Understanding digital carbon footprints
If you’re trying to save the planet, do not forget the net is a super post from Laura Hands’ on Essex County Council’s Service Transformation blog. The post looks at the team’s effort to understand the environmental impact of the essex.gov.uk digital estate.
“This provided us with the following insights:
- essex.gov.uk emits around 1,000KG of CO2e every year – that’s equal to making approximately 141,531 cups of tea!
- We could save 60kg of CO2e by our digital service providers switching their servers to ones powered by renewable energy (web host checked against The Green Web Foundation database of green hosts)
- We could make further savings by reducing page size in certain areas of the site e.g. the news section.”
The post highlights that the valuable first in reducing the carbon footprint of an organisation’s digital estate is to first understand the scale of the challenge.
The ever-increasing need for solid cybersecurity
The importance of good cyber security during a pandemic is a blog post by Toby Griffiths, Head of Innovation and Delivery, NHS Digital’s Data Security Centre. It begins with some fascinating context on how cyber attacks on private health providers can have knock-on effects on the NHS. It also goes into detail about various measures taken to keep health services as safe as possible during the pandemic, and in the face of rising threats.
Taking time to reflect
Finally, Mistakes and achievements from starting a UCD team is a lovely post from our Head of Design Harry Scott-Trimble, reflecting on a year spent building out the user-centred design capability at Made Tech, which now stands at 27 permanent team members.
“Sounds a bit woolly, but it’s strategically important a team has a good vibe. It spreads to other teams. A team vibe sets the tone for everything. How the work happens. How people communicate in and outside the team. How relationships are built and maintained. How users are involved in shaping a service. Teams with a bad vibe struggle to get much done.”
More blogging in 2022!

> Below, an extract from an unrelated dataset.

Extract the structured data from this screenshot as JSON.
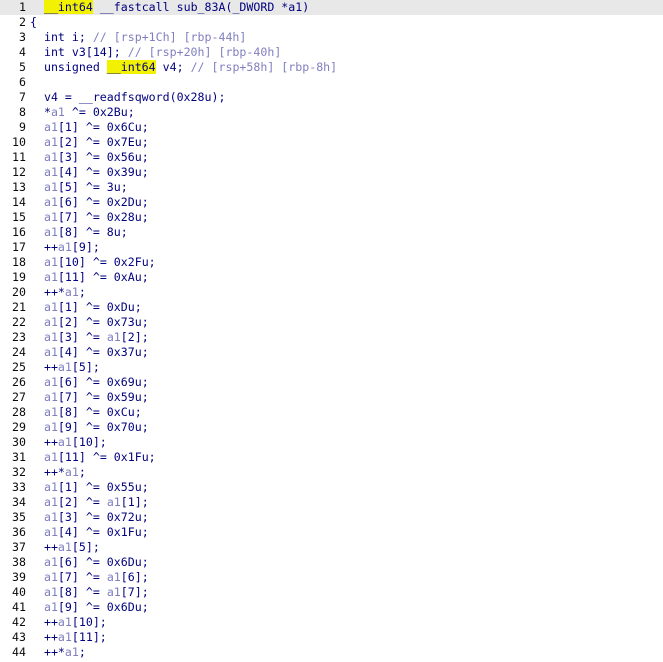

Thanks to everyone who’s taken a moment this year to share in the open about what they’re working on and what they’ve learned – I wish there was time and space to include more here. It always helps others make and do things better. We hope you have a happy and safe festive season and new year. And please: keep bloggin’ in 2022.